Start of Supplied records
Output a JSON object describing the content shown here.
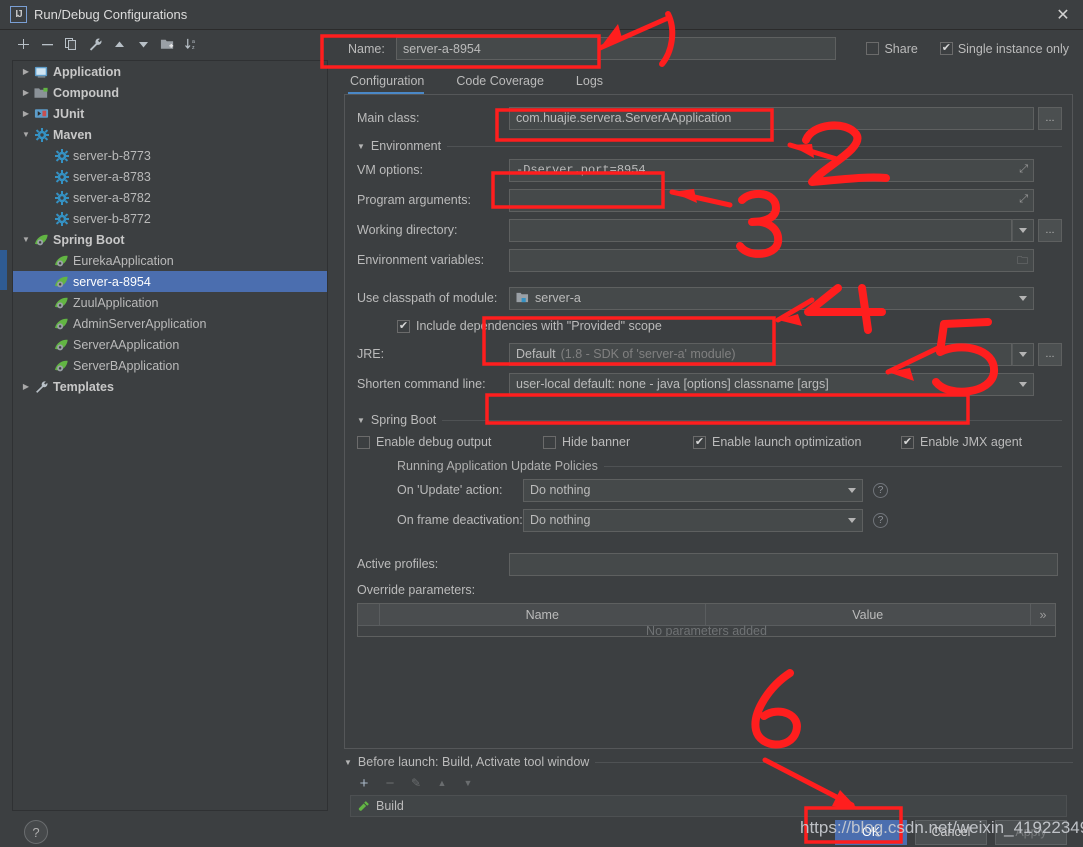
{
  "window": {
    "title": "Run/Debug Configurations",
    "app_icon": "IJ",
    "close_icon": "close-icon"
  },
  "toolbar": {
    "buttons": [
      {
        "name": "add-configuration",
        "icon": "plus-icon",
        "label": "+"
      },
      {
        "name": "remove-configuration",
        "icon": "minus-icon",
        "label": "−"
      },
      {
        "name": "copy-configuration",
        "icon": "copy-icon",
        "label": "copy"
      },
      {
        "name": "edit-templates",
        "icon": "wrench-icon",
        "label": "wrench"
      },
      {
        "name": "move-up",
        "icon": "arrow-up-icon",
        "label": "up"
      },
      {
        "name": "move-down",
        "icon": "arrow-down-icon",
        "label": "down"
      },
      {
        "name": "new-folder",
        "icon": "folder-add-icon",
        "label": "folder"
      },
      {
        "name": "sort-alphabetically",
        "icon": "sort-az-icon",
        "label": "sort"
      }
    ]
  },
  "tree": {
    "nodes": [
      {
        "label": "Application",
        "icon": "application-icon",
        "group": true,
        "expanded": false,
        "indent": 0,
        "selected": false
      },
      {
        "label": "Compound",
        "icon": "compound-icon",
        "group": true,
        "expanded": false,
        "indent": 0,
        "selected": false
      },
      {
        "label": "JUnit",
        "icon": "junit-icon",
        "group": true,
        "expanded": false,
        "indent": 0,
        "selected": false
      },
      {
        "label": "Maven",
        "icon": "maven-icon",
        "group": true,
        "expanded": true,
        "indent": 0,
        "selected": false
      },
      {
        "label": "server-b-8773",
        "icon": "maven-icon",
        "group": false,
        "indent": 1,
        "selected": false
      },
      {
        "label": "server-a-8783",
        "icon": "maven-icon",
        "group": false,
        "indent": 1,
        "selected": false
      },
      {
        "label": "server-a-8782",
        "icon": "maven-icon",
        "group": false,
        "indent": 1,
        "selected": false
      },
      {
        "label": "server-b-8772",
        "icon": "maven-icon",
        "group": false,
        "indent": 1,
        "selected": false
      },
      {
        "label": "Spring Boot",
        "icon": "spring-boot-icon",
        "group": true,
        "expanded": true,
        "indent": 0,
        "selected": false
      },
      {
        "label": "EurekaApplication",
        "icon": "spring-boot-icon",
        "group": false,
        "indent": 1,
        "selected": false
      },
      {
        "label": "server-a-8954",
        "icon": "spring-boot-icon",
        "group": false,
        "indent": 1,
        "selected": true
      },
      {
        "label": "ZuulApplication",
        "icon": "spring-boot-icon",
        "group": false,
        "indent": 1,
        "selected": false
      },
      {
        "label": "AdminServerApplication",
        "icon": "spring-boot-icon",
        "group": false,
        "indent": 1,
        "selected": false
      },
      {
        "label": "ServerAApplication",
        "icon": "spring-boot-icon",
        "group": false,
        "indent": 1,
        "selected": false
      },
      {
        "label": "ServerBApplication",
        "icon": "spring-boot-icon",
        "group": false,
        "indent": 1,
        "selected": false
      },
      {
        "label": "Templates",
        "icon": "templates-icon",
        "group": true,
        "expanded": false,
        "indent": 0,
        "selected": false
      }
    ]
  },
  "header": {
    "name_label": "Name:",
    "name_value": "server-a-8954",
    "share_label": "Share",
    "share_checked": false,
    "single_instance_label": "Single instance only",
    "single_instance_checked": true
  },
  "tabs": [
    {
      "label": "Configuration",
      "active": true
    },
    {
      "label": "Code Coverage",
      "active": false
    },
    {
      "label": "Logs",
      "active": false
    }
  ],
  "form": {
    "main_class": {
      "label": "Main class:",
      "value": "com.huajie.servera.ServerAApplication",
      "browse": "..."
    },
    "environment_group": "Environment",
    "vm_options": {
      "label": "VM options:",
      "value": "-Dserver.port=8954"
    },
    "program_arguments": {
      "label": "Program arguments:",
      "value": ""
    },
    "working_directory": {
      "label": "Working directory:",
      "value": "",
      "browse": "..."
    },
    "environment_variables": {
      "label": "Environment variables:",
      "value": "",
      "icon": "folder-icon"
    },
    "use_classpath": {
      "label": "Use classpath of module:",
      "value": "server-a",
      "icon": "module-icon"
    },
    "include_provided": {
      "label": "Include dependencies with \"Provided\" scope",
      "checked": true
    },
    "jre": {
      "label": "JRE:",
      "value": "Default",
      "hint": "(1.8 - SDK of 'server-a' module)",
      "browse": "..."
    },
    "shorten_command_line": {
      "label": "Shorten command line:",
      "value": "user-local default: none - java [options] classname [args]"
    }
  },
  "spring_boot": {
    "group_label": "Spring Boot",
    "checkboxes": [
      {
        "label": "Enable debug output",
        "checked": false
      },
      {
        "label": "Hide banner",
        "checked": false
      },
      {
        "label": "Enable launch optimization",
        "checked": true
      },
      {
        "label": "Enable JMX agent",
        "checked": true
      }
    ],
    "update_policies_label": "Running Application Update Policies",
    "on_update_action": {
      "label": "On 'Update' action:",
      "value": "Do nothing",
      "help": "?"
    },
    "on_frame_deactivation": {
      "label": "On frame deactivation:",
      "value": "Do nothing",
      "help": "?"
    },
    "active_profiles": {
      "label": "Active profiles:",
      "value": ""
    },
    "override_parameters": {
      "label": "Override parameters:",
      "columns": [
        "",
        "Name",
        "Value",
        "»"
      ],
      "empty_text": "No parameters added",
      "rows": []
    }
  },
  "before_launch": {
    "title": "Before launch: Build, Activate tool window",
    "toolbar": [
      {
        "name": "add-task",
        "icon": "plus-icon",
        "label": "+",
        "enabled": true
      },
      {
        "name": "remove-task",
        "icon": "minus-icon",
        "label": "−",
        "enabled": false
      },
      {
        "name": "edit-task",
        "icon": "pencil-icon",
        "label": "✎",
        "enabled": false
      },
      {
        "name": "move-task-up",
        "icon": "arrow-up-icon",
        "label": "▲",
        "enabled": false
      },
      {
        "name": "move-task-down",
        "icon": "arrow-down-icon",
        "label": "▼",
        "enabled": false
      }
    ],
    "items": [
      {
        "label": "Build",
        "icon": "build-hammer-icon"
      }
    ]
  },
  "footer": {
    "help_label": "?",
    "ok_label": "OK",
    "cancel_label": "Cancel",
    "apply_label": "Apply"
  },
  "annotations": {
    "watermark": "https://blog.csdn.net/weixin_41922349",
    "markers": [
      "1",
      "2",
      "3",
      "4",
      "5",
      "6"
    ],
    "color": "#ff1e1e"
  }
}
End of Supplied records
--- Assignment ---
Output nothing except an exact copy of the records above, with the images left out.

--- Answer to the problem ---
Output a JSON object describing the content shown here.
{
  "window": {
    "title": "Run/Debug Configurations",
    "app_icon": "IJ",
    "close_icon": "close-icon"
  },
  "toolbar": {
    "buttons": [
      {
        "name": "add-configuration",
        "icon": "plus-icon",
        "label": "+"
      },
      {
        "name": "remove-configuration",
        "icon": "minus-icon",
        "label": "−"
      },
      {
        "name": "copy-configuration",
        "icon": "copy-icon",
        "label": "copy"
      },
      {
        "name": "edit-templates",
        "icon": "wrench-icon",
        "label": "wrench"
      },
      {
        "name": "move-up",
        "icon": "arrow-up-icon",
        "label": "up"
      },
      {
        "name": "move-down",
        "icon": "arrow-down-icon",
        "label": "down"
      },
      {
        "name": "new-folder",
        "icon": "folder-add-icon",
        "label": "folder"
      },
      {
        "name": "sort-alphabetically",
        "icon": "sort-az-icon",
        "label": "sort"
      }
    ]
  },
  "tree": {
    "nodes": [
      {
        "label": "Application",
        "icon": "application-icon",
        "group": true,
        "expanded": false,
        "indent": 0,
        "selected": false
      },
      {
        "label": "Compound",
        "icon": "compound-icon",
        "group": true,
        "expanded": false,
        "indent": 0,
        "selected": false
      },
      {
        "label": "JUnit",
        "icon": "junit-icon",
        "group": true,
        "expanded": false,
        "indent": 0,
        "selected": false
      },
      {
        "label": "Maven",
        "icon": "maven-icon",
        "group": true,
        "expanded": true,
        "indent": 0,
        "selected": false
      },
      {
        "label": "server-b-8773",
        "icon": "maven-icon",
        "group": false,
        "indent": 1,
        "selected": false
      },
      {
        "label": "server-a-8783",
        "icon": "maven-icon",
        "group": false,
        "indent": 1,
        "selected": false
      },
      {
        "label": "server-a-8782",
        "icon": "maven-icon",
        "group": false,
        "indent": 1,
        "selected": false
      },
      {
        "label": "server-b-8772",
        "icon": "maven-icon",
        "group": false,
        "indent": 1,
        "selected": false
      },
      {
        "label": "Spring Boot",
        "icon": "spring-boot-icon",
        "group": true,
        "expanded": true,
        "indent": 0,
        "selected": false
      },
      {
        "label": "EurekaApplication",
        "icon": "spring-boot-icon",
        "group": false,
        "indent": 1,
        "selected": false
      },
      {
        "label": "server-a-8954",
        "icon": "spring-boot-icon",
        "group": false,
        "indent": 1,
        "selected": true
      },
      {
        "label": "ZuulApplication",
        "icon": "spring-boot-icon",
        "group": false,
        "indent": 1,
        "selected": false
      },
      {
        "label": "AdminServerApplication",
        "icon": "spring-boot-icon",
        "group": false,
        "indent": 1,
        "selected": false
      },
      {
        "label": "ServerAApplication",
        "icon": "spring-boot-icon",
        "group": false,
        "indent": 1,
        "selected": false
      },
      {
        "label": "ServerBApplication",
        "icon": "spring-boot-icon",
        "group": false,
        "indent": 1,
        "selected": false
      },
      {
        "label": "Templates",
        "icon": "templates-icon",
        "group": true,
        "expanded": false,
        "indent": 0,
        "selected": false
      }
    ]
  },
  "header": {
    "name_label": "Name:",
    "name_value": "server-a-8954",
    "share_label": "Share",
    "share_checked": false,
    "single_instance_label": "Single instance only",
    "single_instance_checked": true
  },
  "tabs": [
    {
      "label": "Configuration",
      "active": true
    },
    {
      "label": "Code Coverage",
      "active": false
    },
    {
      "label": "Logs",
      "active": false
    }
  ],
  "form": {
    "main_class": {
      "label": "Main class:",
      "value": "com.huajie.servera.ServerAApplication",
      "browse": "..."
    },
    "environment_group": "Environment",
    "vm_options": {
      "label": "VM options:",
      "value": "-Dserver.port=8954"
    },
    "program_arguments": {
      "label": "Program arguments:",
      "value": ""
    },
    "working_directory": {
      "label": "Working directory:",
      "value": "",
      "browse": "..."
    },
    "environment_variables": {
      "label": "Environment variables:",
      "value": "",
      "icon": "folder-icon"
    },
    "use_classpath": {
      "label": "Use classpath of module:",
      "value": "server-a",
      "icon": "module-icon"
    },
    "include_provided": {
      "label": "Include dependencies with \"Provided\" scope",
      "checked": true
    },
    "jre": {
      "label": "JRE:",
      "value": "Default",
      "hint": "(1.8 - SDK of 'server-a' module)",
      "browse": "..."
    },
    "shorten_command_line": {
      "label": "Shorten command line:",
      "value": "user-local default: none - java [options] classname [args]"
    }
  },
  "spring_boot": {
    "group_label": "Spring Boot",
    "checkboxes": [
      {
        "label": "Enable debug output",
        "checked": false
      },
      {
        "label": "Hide banner",
        "checked": false
      },
      {
        "label": "Enable launch optimization",
        "checked": true
      },
      {
        "label": "Enable JMX agent",
        "checked": true
      }
    ],
    "update_policies_label": "Running Application Update Policies",
    "on_update_action": {
      "label": "On 'Update' action:",
      "value": "Do nothing",
      "help": "?"
    },
    "on_frame_deactivation": {
      "label": "On frame deactivation:",
      "value": "Do nothing",
      "help": "?"
    },
    "active_profiles": {
      "label": "Active profiles:",
      "value": ""
    },
    "override_parameters": {
      "label": "Override parameters:",
      "columns": [
        "",
        "Name",
        "Value",
        "»"
      ],
      "empty_text": "No parameters added",
      "rows": []
    }
  },
  "before_launch": {
    "title": "Before launch: Build, Activate tool window",
    "toolbar": [
      {
        "name": "add-task",
        "icon": "plus-icon",
        "label": "+",
        "enabled": true
      },
      {
        "name": "remove-task",
        "icon": "minus-icon",
        "label": "−",
        "enabled": false
      },
      {
        "name": "edit-task",
        "icon": "pencil-icon",
        "label": "✎",
        "enabled": false
      },
      {
        "name": "move-task-up",
        "icon": "arrow-up-icon",
        "label": "▲",
        "enabled": false
      },
      {
        "name": "move-task-down",
        "icon": "arrow-down-icon",
        "label": "▼",
        "enabled": false
      }
    ],
    "items": [
      {
        "label": "Build",
        "icon": "build-hammer-icon"
      }
    ]
  },
  "footer": {
    "help_label": "?",
    "ok_label": "OK",
    "cancel_label": "Cancel",
    "apply_label": "Apply"
  },
  "annotations": {
    "watermark": "https://blog.csdn.net/weixin_41922349",
    "markers": [
      "1",
      "2",
      "3",
      "4",
      "5",
      "6"
    ],
    "color": "#ff1e1e"
  }
}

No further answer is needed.